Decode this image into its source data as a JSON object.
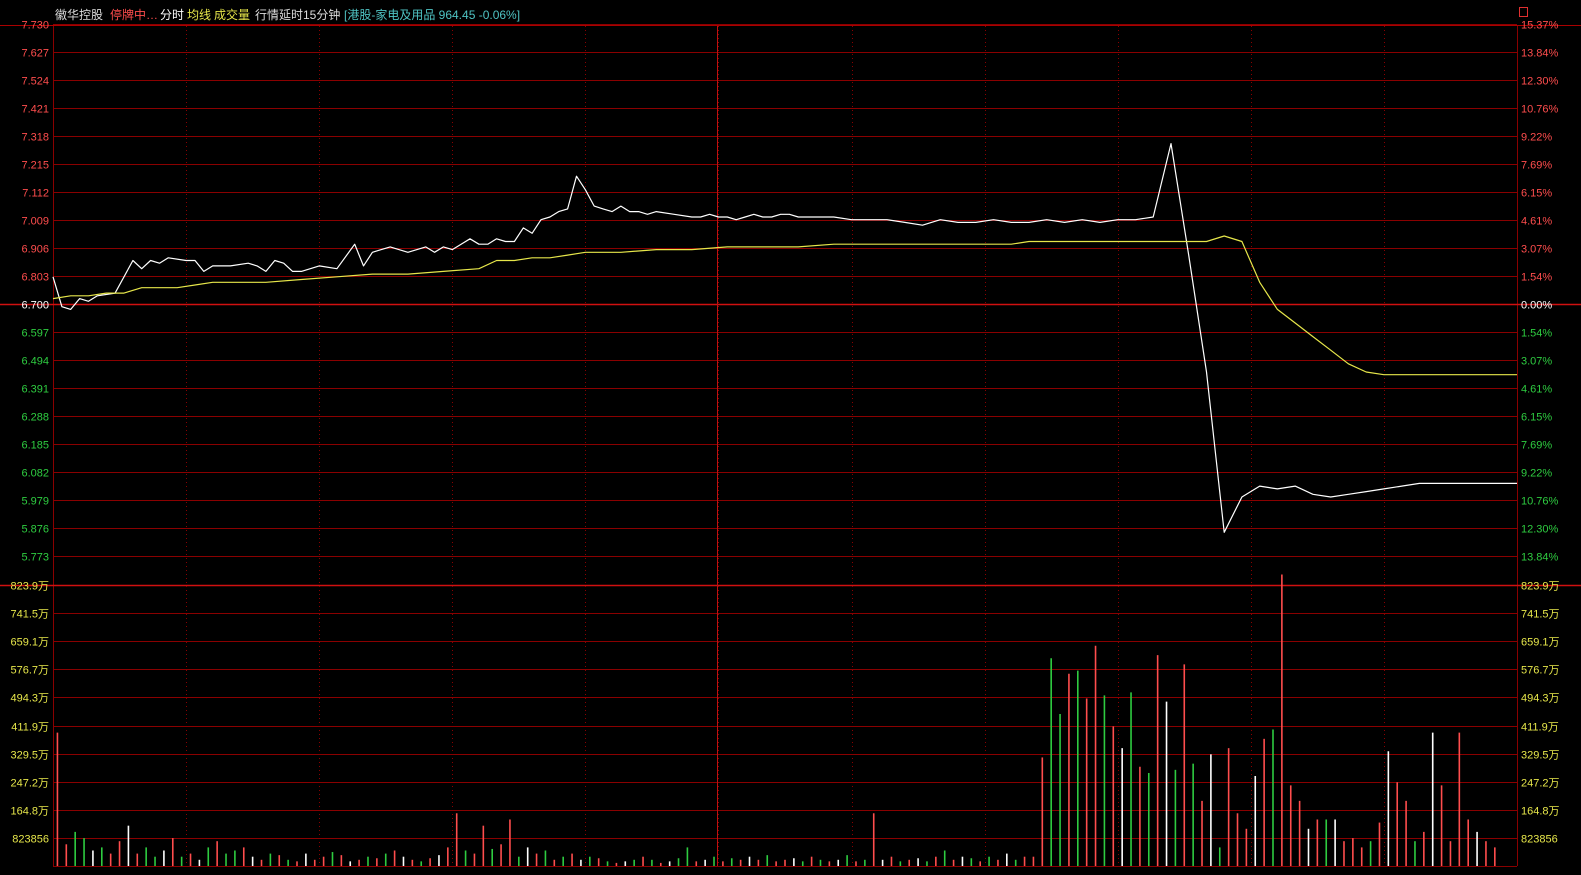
{
  "header": {
    "stock_name": "徽华控股",
    "status": "停牌中…",
    "tab_fenshi": "分时",
    "tab_junxian": "均线",
    "tab_volume": "成交量",
    "delay_note": "行情延时15分钟",
    "index_info": "[港股-家电及用品 964.45 -0.06%]"
  },
  "colors": {
    "background": "#000000",
    "grid": "#8a0000",
    "price_line": "#ffffff",
    "avg_line": "#e6e64a",
    "up": "#ff4d4d",
    "down": "#2ecc40",
    "neutral_volume": "#ffffff"
  },
  "chart_data": [
    {
      "type": "line",
      "name": "price",
      "y_labels_left": [
        "7.730",
        "7.627",
        "7.524",
        "7.421",
        "7.318",
        "7.215",
        "7.112",
        "7.009",
        "6.906",
        "6.803",
        "6.700",
        "6.597",
        "6.494",
        "6.391",
        "6.288",
        "6.185",
        "6.082",
        "5.979",
        "5.876",
        "5.773"
      ],
      "y_labels_right": [
        "15.37%",
        "13.84%",
        "12.30%",
        "10.76%",
        "9.22%",
        "7.69%",
        "6.15%",
        "4.61%",
        "3.07%",
        "1.54%",
        "0.00%",
        "1.54%",
        "3.07%",
        "4.61%",
        "6.15%",
        "7.69%",
        "9.22%",
        "10.76%",
        "12.30%",
        "13.84%"
      ],
      "ylim": [
        5.773,
        7.73
      ],
      "prev_close": 6.7,
      "xlim": [
        0,
        330
      ],
      "series": [
        {
          "x": [
            0,
            2,
            4,
            6,
            8,
            10,
            14,
            18,
            20,
            22,
            24,
            26,
            30,
            32,
            34,
            36,
            40,
            44,
            46,
            48,
            50,
            52,
            54,
            56,
            60,
            64,
            68,
            70,
            72,
            74,
            76,
            80,
            84,
            86,
            88,
            90,
            92,
            94,
            96,
            98,
            100,
            102,
            104,
            106,
            108,
            110,
            112,
            114,
            116,
            118,
            120,
            122,
            124,
            126,
            128,
            130,
            132,
            134,
            136,
            140,
            144,
            146,
            148,
            150,
            152,
            154,
            156,
            158,
            160,
            162,
            164,
            166,
            168,
            170,
            172,
            176,
            180,
            184,
            188,
            192,
            196,
            200,
            204,
            208,
            212,
            216,
            220,
            224,
            228,
            232,
            236,
            240,
            244,
            248,
            252,
            256,
            260,
            264,
            268,
            272,
            276,
            280,
            284,
            288,
            292,
            296,
            300,
            304,
            308,
            312,
            330
          ],
          "values": [
            6.8,
            6.69,
            6.68,
            6.72,
            6.71,
            6.73,
            6.74,
            6.86,
            6.83,
            6.86,
            6.85,
            6.87,
            6.86,
            6.86,
            6.82,
            6.84,
            6.84,
            6.85,
            6.84,
            6.82,
            6.86,
            6.85,
            6.82,
            6.82,
            6.84,
            6.83,
            6.92,
            6.84,
            6.89,
            6.9,
            6.91,
            6.89,
            6.91,
            6.89,
            6.91,
            6.9,
            6.92,
            6.94,
            6.92,
            6.92,
            6.94,
            6.93,
            6.93,
            6.98,
            6.96,
            7.01,
            7.02,
            7.04,
            7.05,
            7.17,
            7.12,
            7.06,
            7.05,
            7.04,
            7.06,
            7.04,
            7.04,
            7.03,
            7.04,
            7.03,
            7.02,
            7.02,
            7.03,
            7.02,
            7.02,
            7.01,
            7.02,
            7.03,
            7.02,
            7.02,
            7.03,
            7.03,
            7.02,
            7.02,
            7.02,
            7.02,
            7.01,
            7.01,
            7.01,
            7.0,
            6.99,
            7.01,
            7.0,
            7.0,
            7.01,
            7.0,
            7.0,
            7.01,
            7.0,
            7.01,
            7.0,
            7.01,
            7.01,
            7.02,
            7.29,
            6.88,
            6.45,
            5.86,
            5.99,
            6.03,
            6.02,
            6.03,
            6.0,
            5.99,
            6.0,
            6.01,
            6.02,
            6.03,
            6.04,
            6.04,
            6.04
          ]
        },
        {
          "x": [
            0,
            4,
            8,
            12,
            16,
            20,
            24,
            28,
            32,
            36,
            40,
            48,
            56,
            64,
            72,
            80,
            88,
            96,
            100,
            104,
            108,
            112,
            116,
            120,
            124,
            128,
            136,
            144,
            152,
            160,
            168,
            176,
            184,
            192,
            200,
            208,
            216,
            220,
            224,
            228,
            232,
            236,
            240,
            244,
            248,
            252,
            256,
            260,
            264,
            268,
            272,
            276,
            280,
            284,
            288,
            292,
            296,
            300,
            304,
            308,
            312,
            316,
            320,
            324,
            330
          ],
          "values": [
            6.72,
            6.73,
            6.73,
            6.74,
            6.74,
            6.76,
            6.76,
            6.76,
            6.77,
            6.78,
            6.78,
            6.78,
            6.79,
            6.8,
            6.81,
            6.81,
            6.82,
            6.83,
            6.86,
            6.86,
            6.87,
            6.87,
            6.88,
            6.89,
            6.89,
            6.89,
            6.9,
            6.9,
            6.91,
            6.91,
            6.91,
            6.92,
            6.92,
            6.92,
            6.92,
            6.92,
            6.92,
            6.93,
            6.93,
            6.93,
            6.93,
            6.93,
            6.93,
            6.93,
            6.93,
            6.93,
            6.93,
            6.93,
            6.95,
            6.93,
            6.78,
            6.68,
            6.63,
            6.58,
            6.53,
            6.48,
            6.45,
            6.44,
            6.44,
            6.44,
            6.44,
            6.44,
            6.44,
            6.44,
            6.44
          ]
        }
      ]
    },
    {
      "type": "bar",
      "name": "volume",
      "y_labels": [
        "823.9万",
        "741.5万",
        "659.1万",
        "576.7万",
        "494.3万",
        "411.9万",
        "329.5万",
        "247.2万",
        "164.8万",
        "823856"
      ],
      "ylim": [
        0,
        9060000
      ],
      "xlim": [
        0,
        330
      ],
      "x": [
        1,
        3,
        5,
        7,
        9,
        11,
        13,
        15,
        17,
        19,
        21,
        23,
        25,
        27,
        29,
        31,
        33,
        35,
        37,
        39,
        41,
        43,
        45,
        47,
        49,
        51,
        53,
        55,
        57,
        59,
        61,
        63,
        65,
        67,
        69,
        71,
        73,
        75,
        77,
        79,
        81,
        83,
        85,
        87,
        89,
        91,
        93,
        95,
        97,
        99,
        101,
        103,
        105,
        107,
        109,
        111,
        113,
        115,
        117,
        119,
        121,
        123,
        125,
        127,
        129,
        131,
        133,
        135,
        137,
        139,
        141,
        143,
        145,
        147,
        149,
        151,
        153,
        155,
        157,
        159,
        161,
        163,
        165,
        167,
        169,
        171,
        173,
        175,
        177,
        179,
        181,
        183,
        185,
        187,
        189,
        191,
        193,
        195,
        197,
        199,
        201,
        203,
        205,
        207,
        209,
        211,
        213,
        215,
        217,
        219,
        221,
        223,
        225,
        227,
        229,
        231,
        233,
        235,
        237,
        239,
        241,
        243,
        245,
        247,
        249,
        251,
        253,
        255,
        257,
        259,
        261,
        263,
        265,
        267,
        269,
        271,
        273,
        275,
        277,
        279,
        281,
        283,
        285,
        287,
        289,
        291,
        293,
        295,
        297,
        299,
        301,
        303,
        305,
        307,
        309,
        311,
        313,
        315,
        317,
        319,
        321,
        323,
        325,
        327,
        329
      ],
      "values": [
        4300000,
        700000,
        1100000,
        900000,
        500000,
        600000,
        400000,
        800000,
        1300000,
        400000,
        600000,
        300000,
        500000,
        900000,
        300000,
        400000,
        200000,
        600000,
        800000,
        400000,
        500000,
        600000,
        300000,
        200000,
        400000,
        350000,
        200000,
        150000,
        400000,
        200000,
        300000,
        450000,
        350000,
        150000,
        200000,
        300000,
        250000,
        400000,
        500000,
        300000,
        200000,
        150000,
        250000,
        350000,
        600000,
        1700000,
        500000,
        400000,
        1300000,
        550000,
        700000,
        1500000,
        300000,
        600000,
        400000,
        500000,
        200000,
        300000,
        400000,
        200000,
        300000,
        250000,
        150000,
        100000,
        150000,
        200000,
        300000,
        200000,
        100000,
        150000,
        250000,
        600000,
        150000,
        200000,
        300000,
        150000,
        250000,
        200000,
        300000,
        200000,
        350000,
        150000,
        200000,
        250000,
        150000,
        300000,
        200000,
        150000,
        200000,
        350000,
        150000,
        200000,
        1700000,
        200000,
        300000,
        150000,
        200000,
        250000,
        150000,
        300000,
        500000,
        200000,
        300000,
        250000,
        150000,
        300000,
        200000,
        400000,
        200000,
        300000,
        300000,
        3500000,
        6700000,
        4900000,
        6200000,
        6300000,
        5400000,
        7100000,
        5500000,
        4500000,
        3800000,
        5600000,
        3200000,
        3000000,
        6800000,
        5300000,
        3100000,
        6500000,
        3300000,
        2100000,
        3600000,
        600000,
        3800000,
        1700000,
        1200000,
        2900000,
        4100000,
        4400000,
        9400000,
        2600000,
        2100000,
        1200000,
        1500000,
        1500000,
        1500000,
        800000,
        900000,
        600000,
        800000,
        1400000,
        3700000,
        2700000,
        2100000,
        800000,
        1100000,
        4300000,
        2600000,
        800000,
        4300000,
        1500000,
        1100000,
        800000,
        600000
      ],
      "colors": [
        "up",
        "up",
        "down",
        "down",
        "neutral_volume",
        "down",
        "up",
        "up",
        "neutral_volume",
        "up",
        "down",
        "down",
        "neutral_volume",
        "up",
        "down",
        "up",
        "neutral_volume",
        "down",
        "up",
        "down",
        "down",
        "up",
        "neutral_volume",
        "up",
        "down",
        "up",
        "down",
        "up",
        "neutral_volume",
        "up",
        "up",
        "down",
        "up",
        "neutral_volume",
        "up",
        "down",
        "up",
        "down",
        "up",
        "neutral_volume",
        "up",
        "down",
        "up",
        "neutral_volume",
        "up",
        "up",
        "down",
        "up",
        "up",
        "down",
        "up",
        "up",
        "down",
        "neutral_volume",
        "up",
        "down",
        "up",
        "down",
        "up",
        "neutral_volume",
        "down",
        "up",
        "down",
        "up",
        "neutral_volume",
        "down",
        "up",
        "down",
        "up",
        "neutral_volume",
        "down",
        "down",
        "up",
        "neutral_volume",
        "down",
        "up",
        "down",
        "up",
        "neutral_volume",
        "up",
        "down",
        "up",
        "up",
        "neutral_volume",
        "down",
        "up",
        "down",
        "up",
        "neutral_volume",
        "down",
        "up",
        "down",
        "up",
        "neutral_volume",
        "up",
        "down",
        "up",
        "neutral_volume",
        "down",
        "up",
        "down",
        "up",
        "neutral_volume",
        "down",
        "up",
        "down",
        "up",
        "neutral_volume",
        "down",
        "up",
        "up",
        "up",
        "down",
        "down",
        "up",
        "down",
        "up",
        "up",
        "down",
        "up",
        "neutral_volume",
        "down",
        "up",
        "down",
        "up",
        "neutral_volume",
        "down",
        "up",
        "down",
        "up",
        "neutral_volume",
        "down",
        "up",
        "up",
        "up",
        "neutral_volume",
        "up",
        "down",
        "up",
        "up",
        "up",
        "neutral_volume",
        "up",
        "down",
        "neutral_volume",
        "up",
        "up",
        "up",
        "down",
        "up",
        "neutral_volume",
        "up",
        "up",
        "down",
        "up",
        "neutral_volume",
        "up",
        "up",
        "up",
        "up",
        "neutral_volume",
        "up",
        "up",
        "neutral_volume",
        "neutral_volume",
        "neutral_volume"
      ]
    }
  ]
}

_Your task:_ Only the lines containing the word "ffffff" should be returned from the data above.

_Completed task:_
    "price_line": "#ffffff",
    "neutral_volume": "#ffffff"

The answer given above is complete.